Due to Pāṇḍu's death at an early age, his minor children and widow were the object of special care by all the elderly members of the family, especially Bhīṣmadeva and Mahātmā Vidura. Vidura was more or less partial to the Pāṇḍavas due to their political position. Although Dhṛtarāṣṭra was equally careful for the minor children of Mahārāja Pāṇḍu, he was one of the intriguing parties who wanted to wash away the descendants of Pāṇḍu and replace them by raising his own sons to become the rulers of the kingdom. Mahātmā Vidura could follow this intrigue of Dhṛtarāṣṭra and company, and therefore, even though he was a faithful servitor of his eldest brother, Dhṛtarāṣṭra, he did not like his political ambition for the sake of his own sons. He was therefore very careful about the protection of the Pāṇḍavas and their widow mother. Thus he was, so to speak, partial to the Pāṇḍavas, preferring them to the sons of Dhṛtarāṣṭra, although both of them were equally affectionate in his ordinary eyes. He was equally affectionate to both the camps of nephews in the sense that he always chastised Duryodhana for his intriguing policy against his cousins. He always criticized his elder brother for his policy of encouragement to his sons, and at the same time he was always alert in giving special protection to the Pāṇḍavas. All these different activities of Vidura within the palace politics made him well-known as partial to the Pāṇḍavas. Mahārāja Yudhiṣṭhira has referred to the past history of Vidura before his going away from home for a prolonged pilgrim's journey. Mahārāja Yudhiṣṭhira reminded him that he was equally kind and partial to his grown-up nephews, even after the Battle of Kurukṣetra, a great family disaster.
Before the Battle of Kurukṣetra, Dhṛtarāṣṭra's policy was peaceful annihilation of his nephews, and therefore he ordered Purocana to build a house at Vāraṇāvata, and when the building was finished Dhṛtarāṣṭra desired that his brother's family live there for some time.

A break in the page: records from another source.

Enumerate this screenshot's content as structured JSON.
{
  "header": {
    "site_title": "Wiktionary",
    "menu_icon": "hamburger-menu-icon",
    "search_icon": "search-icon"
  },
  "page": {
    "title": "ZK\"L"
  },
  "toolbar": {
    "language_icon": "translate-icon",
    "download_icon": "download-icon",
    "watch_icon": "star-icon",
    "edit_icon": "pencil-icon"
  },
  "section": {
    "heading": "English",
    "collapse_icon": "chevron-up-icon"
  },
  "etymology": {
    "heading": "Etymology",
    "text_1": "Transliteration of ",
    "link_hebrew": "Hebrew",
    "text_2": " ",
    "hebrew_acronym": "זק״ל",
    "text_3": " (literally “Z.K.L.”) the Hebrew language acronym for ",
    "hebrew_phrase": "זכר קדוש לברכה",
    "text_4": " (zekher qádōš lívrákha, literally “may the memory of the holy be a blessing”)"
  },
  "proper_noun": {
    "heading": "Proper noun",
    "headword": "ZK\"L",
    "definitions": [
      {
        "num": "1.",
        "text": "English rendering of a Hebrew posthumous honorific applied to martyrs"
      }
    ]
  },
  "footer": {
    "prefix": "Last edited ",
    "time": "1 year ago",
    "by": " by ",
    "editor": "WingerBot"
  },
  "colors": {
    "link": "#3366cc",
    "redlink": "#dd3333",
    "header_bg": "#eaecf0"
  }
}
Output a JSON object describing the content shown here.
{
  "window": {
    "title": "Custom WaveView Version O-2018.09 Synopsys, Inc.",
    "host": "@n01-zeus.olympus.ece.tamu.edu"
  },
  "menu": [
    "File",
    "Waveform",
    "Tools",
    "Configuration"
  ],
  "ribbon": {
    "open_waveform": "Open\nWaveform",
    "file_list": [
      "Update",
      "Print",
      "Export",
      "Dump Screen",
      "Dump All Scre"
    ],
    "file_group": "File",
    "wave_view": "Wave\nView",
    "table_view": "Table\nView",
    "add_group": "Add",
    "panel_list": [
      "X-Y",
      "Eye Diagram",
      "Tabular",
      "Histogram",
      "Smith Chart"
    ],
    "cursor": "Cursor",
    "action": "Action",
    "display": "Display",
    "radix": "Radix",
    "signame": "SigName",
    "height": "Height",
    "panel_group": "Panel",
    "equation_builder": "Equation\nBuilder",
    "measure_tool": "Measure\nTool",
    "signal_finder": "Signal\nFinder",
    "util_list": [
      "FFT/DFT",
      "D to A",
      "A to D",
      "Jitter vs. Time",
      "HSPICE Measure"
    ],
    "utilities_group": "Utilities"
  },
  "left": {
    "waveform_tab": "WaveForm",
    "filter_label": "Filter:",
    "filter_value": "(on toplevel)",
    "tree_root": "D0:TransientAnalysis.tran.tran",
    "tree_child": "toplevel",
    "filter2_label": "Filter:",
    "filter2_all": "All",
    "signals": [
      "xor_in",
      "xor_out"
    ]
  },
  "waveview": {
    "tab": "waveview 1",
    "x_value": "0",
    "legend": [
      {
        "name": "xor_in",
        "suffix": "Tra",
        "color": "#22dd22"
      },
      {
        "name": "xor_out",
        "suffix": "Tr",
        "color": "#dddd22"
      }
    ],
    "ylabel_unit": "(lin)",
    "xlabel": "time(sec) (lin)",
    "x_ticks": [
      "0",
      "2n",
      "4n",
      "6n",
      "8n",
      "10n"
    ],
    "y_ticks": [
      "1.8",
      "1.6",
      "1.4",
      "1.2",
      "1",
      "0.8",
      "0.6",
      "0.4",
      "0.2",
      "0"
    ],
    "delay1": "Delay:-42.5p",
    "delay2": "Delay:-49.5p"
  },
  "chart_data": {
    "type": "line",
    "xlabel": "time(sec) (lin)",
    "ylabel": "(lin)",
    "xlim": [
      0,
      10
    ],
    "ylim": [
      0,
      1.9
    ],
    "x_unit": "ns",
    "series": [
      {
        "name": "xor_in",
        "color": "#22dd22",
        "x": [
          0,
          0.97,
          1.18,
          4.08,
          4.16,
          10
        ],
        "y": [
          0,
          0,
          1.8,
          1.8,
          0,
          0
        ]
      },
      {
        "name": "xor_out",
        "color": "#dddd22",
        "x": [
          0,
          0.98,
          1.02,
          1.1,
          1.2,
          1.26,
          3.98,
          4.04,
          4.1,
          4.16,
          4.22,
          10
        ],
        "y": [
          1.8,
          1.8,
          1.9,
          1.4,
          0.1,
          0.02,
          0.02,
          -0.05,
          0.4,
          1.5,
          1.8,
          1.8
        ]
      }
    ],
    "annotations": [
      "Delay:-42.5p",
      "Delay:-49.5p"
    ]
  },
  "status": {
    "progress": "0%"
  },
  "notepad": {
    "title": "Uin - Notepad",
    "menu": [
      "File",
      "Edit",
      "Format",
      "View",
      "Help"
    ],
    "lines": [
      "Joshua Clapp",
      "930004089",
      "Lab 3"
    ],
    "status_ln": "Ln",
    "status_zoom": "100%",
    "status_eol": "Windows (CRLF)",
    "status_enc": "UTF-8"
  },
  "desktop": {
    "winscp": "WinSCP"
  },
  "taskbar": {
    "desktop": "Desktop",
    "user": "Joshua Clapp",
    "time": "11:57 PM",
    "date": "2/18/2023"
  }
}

When the Pāṇḍavas were going there in the presence of all the members of the royal family, Vidura tactfully gave instructions to the Pāṇḍavas about the future plan of Dhṛtarāṣṭra. This is specifically described in the Mahābhārata (Adi-parva 114). He indirectly hinted, "A weapon not made of steel or any other material element can be more than sharp to kill an enemy, and he who knows this is never killed." That is to say, he hinted that the party of the Pāṇḍavas was being sent to Vāraṇāvata to be killed, and thus he warned Yudhiṣṭhira to be very careful in their new residential palace. He also gave indications of fire and said that fire cannot extinguish the soul but can annihilate the material body. But one who protects the soul can live. Kuntī could not follow such indirect conversations between Mahārāja Yudhiṣṭhira and Vidura, and thus when she inquired from her son about the purport of the conversation, Yudhiṣṭhira replied that from the talks of Vidura it was understood that there was a hint of fire in the house where they were proceeding. Later on, Vidura came in disguise to the Pāṇḍavas and informed them that the housekeeper was going to set fire to the house on the fourteenth night of the waning moon. It was an intrigue of Dhṛtarāṣṭra that the Pāṇḍavas might die all together with their mother. And by his warning the Pāṇḍavas escaped through a tunnel underneath the earth so that their escape was also unknown to Dhṛtarāṣṭra, so much so that after setting the fire, the Kauravas were so certain of the death of the Pāṇḍavas that Dhṛtarāṣṭra performed the last rites of death with great cheerfulness. And during the mourning period all the members of the palace became overwhelmed with lamentation, but Vidura did not become so, because of his knowledge that the Pāṇḍavas were alive somewhere. There are many such instances of calamities, and in each of them Vidura gave protection to the Pāṇḍavas on one hand, and on the other he tried to restrain his brother Dhṛtarāṣṭra from such intriguing policies. Therefore, he was always partial to the Pāṇḍavas, just as a bird protects its eggs by its wing.